The government has unexpectedly announced that DAC 6, an EU cross-border tax transparency rule with major implications for international law firms, will be rewritten in the wake of the pre-Christmas Brexit trade deal.
DAC 6 requires any intermediaries to a tax arrangement that meets certain criteria, including law firms, to report that arrangement to the local tax authority.
The reporting obligation came into effect on 1 July 2020 and firms had until the end of this month to report any arrangements thereafter. For transactions on or before 30 June 2020 where the first step in implementation was taken on or after 25 June 2018, the deadline was 28 February 2021.
The UK government had indicated that DAC 6’s implementation would be unaffected by the end of the Brexit transition period.
But as law firm Gibson Dunn explained in a briefing , under the free trade agreement between the UK and the EU, the UK is only required to ensure any legislation it implements at the end of the transition period relating to the exchange of information concerning potential cross-border tax planning arrangements offers the level of protection provided for by the “standards and rules which have been agreed in the OECD”.
As a result, the UK government published legislation on New Year’s Eve to narrow the scope of the regulations on a temporary basis ahead of a consultation on legislation to implement mandatory reporting under the OECD Mandatory Disclosure Rules.
Only cross-border arrangements that fall within category D of part II of DAC 6 will fall within the scope of UK reporting obligations.
Gibson Dunn said this covered arrangements that either have the effect of undermining reporting obligations under agreements for the automatic exchange of information (such as the EU Common Reporting System, or the OECD’s Common Reporting Standards), or involve non-transparent legal or beneficial ownership chains.
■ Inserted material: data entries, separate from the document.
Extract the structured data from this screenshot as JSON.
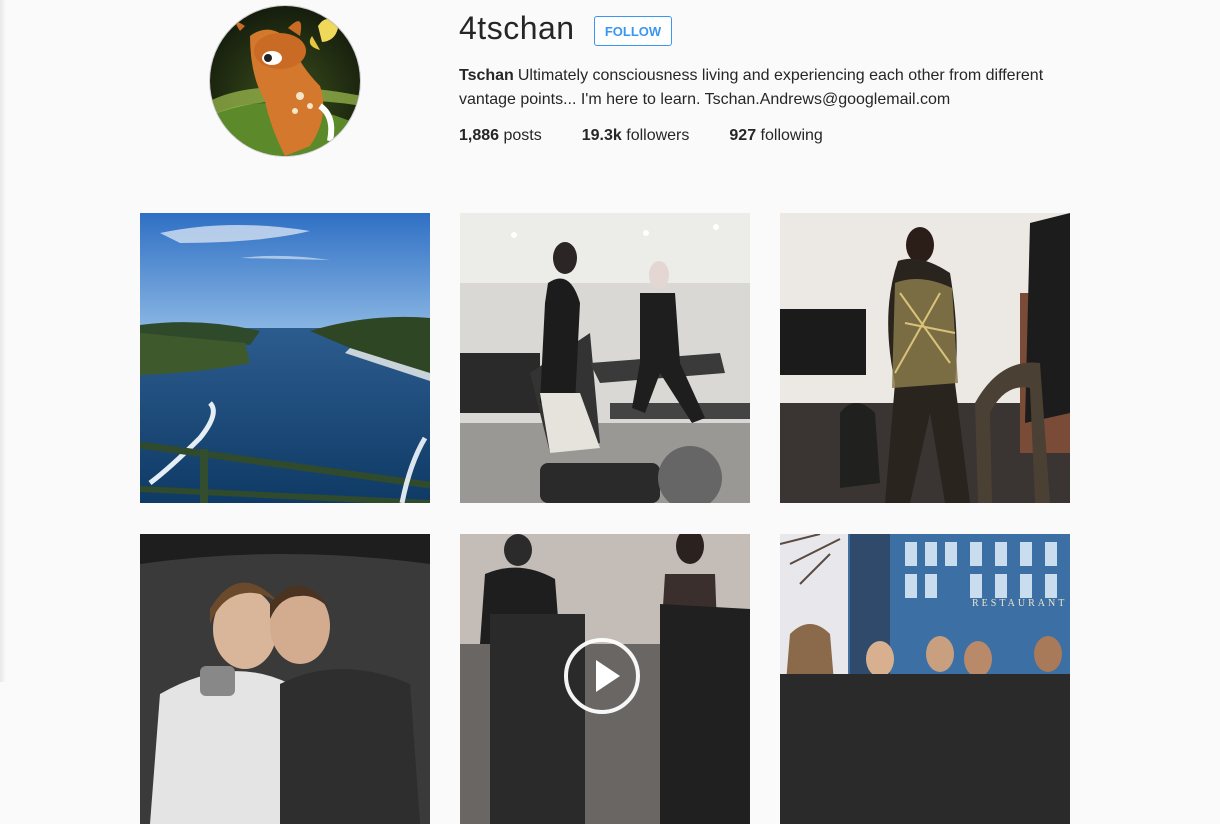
{
  "profile": {
    "username": "4tschan",
    "follow_label": "FOLLOW",
    "full_name": "Tschan",
    "bio": "Ultimately consciousness living and experiencing each other from different vantage points... I'm here to learn. Tschan.Andrews@googlemail.com",
    "stats": {
      "posts_count": "1,886",
      "posts_label": "posts",
      "followers_count": "19.3k",
      "followers_label": "followers",
      "following_count": "927",
      "following_label": "following"
    }
  },
  "accent_color": "#3897f0",
  "posts": [
    {
      "subject": "lake view",
      "is_video": false
    },
    {
      "subject": "gym treadmills",
      "is_video": false
    },
    {
      "subject": "model posing",
      "is_video": false
    },
    {
      "subject": "two friends selfie",
      "is_video": false
    },
    {
      "subject": "gym video",
      "is_video": true
    },
    {
      "subject": "street group",
      "is_video": false,
      "sign_text": "RESTAURANT"
    }
  ]
}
“Nevertheless, a full DAC 6 assessment and hallmark analysis will still be required in respect of EU jurisdictions involved in a transaction, in order to determine whether a DAC 6 filing obligation arises in those member states.”
Yehuda Solomont, chief marketing officer at compliance specialists VinciWorks, said “nearly every matter” a firm dealt with could have been touched by DAC 6.
He said the impact was “in the same vein to how the money laundering regulations changed the entire way that law firms approached things”.
Mr Solomont said: “There are more questions than answers on what is happening at the moment and there is a lot of confusion.
“Pundits have different opinions on the future. The UK likes to be at the forefront of tax evasion, so it’s likely that the UK’s version of DAC 6 will be on a par with it or more aggressive.”
Meanwhile the Solicitors Regulation Authority (SRA) has told law firms that they have until this Sunday (10 January) to check whether tax advice they offer falls within the scope of last year’s Anti-Money Laundering Directive .
The SRA said the directive widened the definition of ‘tax adviser’ to include “more activities than before” and any firm that is in scope needs to apply to the SRA, or another anti-money laundering supervisor such as HMRC, to be supervised.
The regulator has produced guidance for law firms  on tax advice to help them determine whether or not they fall within the scope of the regulations.
Paul Philip, chief executive of the SRA, said the wider definition of tax adviser meant that firms not currently engaged by the anti-money laundering regulations would now be included.
“Any firm providing tax adviser services must check the position and, if necessary, apply to us or another AML supervisor. Alternatively, you might choose to drop the activities that bring you into scope.
“Whatever you choose to do, you need to have made that decision and acted accordingly before 10 January.”